> _PROBLEM REQUIREMENTS_
Look through the listing for the word "localhost". Copy each line that has it.

↓

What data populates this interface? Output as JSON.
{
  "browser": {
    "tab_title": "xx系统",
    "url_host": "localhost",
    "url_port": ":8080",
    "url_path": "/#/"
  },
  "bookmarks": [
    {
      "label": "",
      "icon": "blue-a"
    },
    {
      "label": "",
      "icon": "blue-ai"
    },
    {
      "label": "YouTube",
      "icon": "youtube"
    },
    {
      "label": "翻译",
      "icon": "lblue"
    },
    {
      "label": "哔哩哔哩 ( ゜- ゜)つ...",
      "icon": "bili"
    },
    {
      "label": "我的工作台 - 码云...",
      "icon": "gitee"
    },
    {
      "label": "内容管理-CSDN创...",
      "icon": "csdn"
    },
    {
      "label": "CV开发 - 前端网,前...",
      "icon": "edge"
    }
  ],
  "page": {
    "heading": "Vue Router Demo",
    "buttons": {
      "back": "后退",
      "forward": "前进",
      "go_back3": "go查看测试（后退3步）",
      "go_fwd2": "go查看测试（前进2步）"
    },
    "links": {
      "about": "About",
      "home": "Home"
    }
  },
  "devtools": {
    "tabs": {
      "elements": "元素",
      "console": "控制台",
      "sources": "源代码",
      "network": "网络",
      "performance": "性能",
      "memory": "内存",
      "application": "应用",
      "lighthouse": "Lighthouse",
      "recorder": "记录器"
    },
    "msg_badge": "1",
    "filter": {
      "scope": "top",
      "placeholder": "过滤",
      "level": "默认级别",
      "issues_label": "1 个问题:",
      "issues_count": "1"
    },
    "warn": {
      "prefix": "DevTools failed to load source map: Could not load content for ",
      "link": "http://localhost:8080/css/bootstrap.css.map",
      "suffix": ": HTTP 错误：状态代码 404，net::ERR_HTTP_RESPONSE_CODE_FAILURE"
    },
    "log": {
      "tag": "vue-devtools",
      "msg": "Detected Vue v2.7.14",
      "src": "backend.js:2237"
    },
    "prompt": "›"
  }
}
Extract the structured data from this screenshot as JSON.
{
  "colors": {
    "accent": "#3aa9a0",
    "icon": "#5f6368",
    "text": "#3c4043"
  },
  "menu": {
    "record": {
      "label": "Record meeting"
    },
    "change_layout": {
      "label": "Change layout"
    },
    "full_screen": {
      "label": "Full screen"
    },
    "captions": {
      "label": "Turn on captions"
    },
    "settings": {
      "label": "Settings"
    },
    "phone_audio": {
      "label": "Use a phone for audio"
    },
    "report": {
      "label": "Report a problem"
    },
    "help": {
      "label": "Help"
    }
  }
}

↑

> _FINISHED EXERCISE_
    "url_host": "localhost",
      "link": "http://localhost:8080/css/bootstrap.css.map",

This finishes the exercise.